Exercise: Below are the records; copy each line in which "Marketing" can be found.

Component data from apps and pages
=====
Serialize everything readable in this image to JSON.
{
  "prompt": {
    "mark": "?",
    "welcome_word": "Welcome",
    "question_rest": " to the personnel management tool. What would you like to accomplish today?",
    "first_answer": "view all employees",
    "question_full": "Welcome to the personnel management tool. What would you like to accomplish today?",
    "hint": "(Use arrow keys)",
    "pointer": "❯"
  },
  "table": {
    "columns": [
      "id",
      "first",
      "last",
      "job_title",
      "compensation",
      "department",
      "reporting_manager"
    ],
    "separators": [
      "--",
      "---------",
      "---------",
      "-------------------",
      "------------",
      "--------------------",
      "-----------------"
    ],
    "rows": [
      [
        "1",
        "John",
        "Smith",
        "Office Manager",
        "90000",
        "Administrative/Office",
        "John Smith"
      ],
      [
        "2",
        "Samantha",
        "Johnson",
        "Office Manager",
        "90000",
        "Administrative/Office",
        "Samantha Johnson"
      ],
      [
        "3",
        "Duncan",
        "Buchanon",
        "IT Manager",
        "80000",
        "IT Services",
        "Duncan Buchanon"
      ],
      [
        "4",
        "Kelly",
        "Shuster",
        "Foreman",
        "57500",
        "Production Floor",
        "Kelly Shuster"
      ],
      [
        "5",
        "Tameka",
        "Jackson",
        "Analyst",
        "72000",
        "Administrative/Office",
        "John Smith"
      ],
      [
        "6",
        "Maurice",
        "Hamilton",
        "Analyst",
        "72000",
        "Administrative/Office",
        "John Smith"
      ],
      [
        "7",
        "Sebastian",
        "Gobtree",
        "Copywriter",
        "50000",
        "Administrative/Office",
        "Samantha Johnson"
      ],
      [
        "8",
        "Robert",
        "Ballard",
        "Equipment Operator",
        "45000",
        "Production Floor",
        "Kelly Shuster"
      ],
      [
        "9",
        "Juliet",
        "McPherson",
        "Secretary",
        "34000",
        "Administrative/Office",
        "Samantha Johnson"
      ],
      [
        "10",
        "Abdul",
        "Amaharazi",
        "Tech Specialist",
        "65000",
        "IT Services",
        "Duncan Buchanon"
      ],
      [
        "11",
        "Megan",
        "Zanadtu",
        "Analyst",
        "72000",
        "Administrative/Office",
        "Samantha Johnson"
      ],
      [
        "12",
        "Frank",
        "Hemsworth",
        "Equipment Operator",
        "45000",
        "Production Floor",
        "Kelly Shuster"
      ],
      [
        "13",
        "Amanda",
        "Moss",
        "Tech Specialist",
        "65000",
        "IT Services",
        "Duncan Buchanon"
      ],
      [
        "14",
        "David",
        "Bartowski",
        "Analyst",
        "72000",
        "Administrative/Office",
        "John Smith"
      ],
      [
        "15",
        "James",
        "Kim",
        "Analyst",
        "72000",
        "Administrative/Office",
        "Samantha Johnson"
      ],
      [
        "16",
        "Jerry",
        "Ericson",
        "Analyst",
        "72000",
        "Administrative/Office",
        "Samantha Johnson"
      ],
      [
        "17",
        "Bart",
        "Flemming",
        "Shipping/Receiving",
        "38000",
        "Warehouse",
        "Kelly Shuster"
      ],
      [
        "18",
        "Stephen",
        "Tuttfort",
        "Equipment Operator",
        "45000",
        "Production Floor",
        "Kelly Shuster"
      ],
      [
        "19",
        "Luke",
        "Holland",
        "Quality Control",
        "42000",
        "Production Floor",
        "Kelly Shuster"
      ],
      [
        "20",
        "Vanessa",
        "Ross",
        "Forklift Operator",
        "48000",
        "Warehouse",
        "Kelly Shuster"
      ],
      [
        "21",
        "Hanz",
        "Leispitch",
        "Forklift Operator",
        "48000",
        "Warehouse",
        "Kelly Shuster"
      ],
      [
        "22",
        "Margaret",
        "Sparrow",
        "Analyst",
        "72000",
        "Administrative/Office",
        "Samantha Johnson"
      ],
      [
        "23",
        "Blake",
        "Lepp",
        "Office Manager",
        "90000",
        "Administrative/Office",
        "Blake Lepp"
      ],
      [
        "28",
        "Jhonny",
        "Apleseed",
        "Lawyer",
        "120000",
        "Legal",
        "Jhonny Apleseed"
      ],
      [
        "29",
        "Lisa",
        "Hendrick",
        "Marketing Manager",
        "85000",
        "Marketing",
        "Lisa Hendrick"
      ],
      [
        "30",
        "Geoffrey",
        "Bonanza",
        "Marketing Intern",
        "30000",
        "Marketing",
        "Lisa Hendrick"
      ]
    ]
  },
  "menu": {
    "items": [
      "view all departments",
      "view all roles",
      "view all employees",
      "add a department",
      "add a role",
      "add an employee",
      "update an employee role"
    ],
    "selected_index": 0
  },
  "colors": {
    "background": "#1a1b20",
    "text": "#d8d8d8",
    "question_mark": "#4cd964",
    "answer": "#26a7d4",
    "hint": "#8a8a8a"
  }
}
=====
Exercise answer:
        "Marketing Manager",
        "Marketing",
        "Marketing Intern",
        "Marketing",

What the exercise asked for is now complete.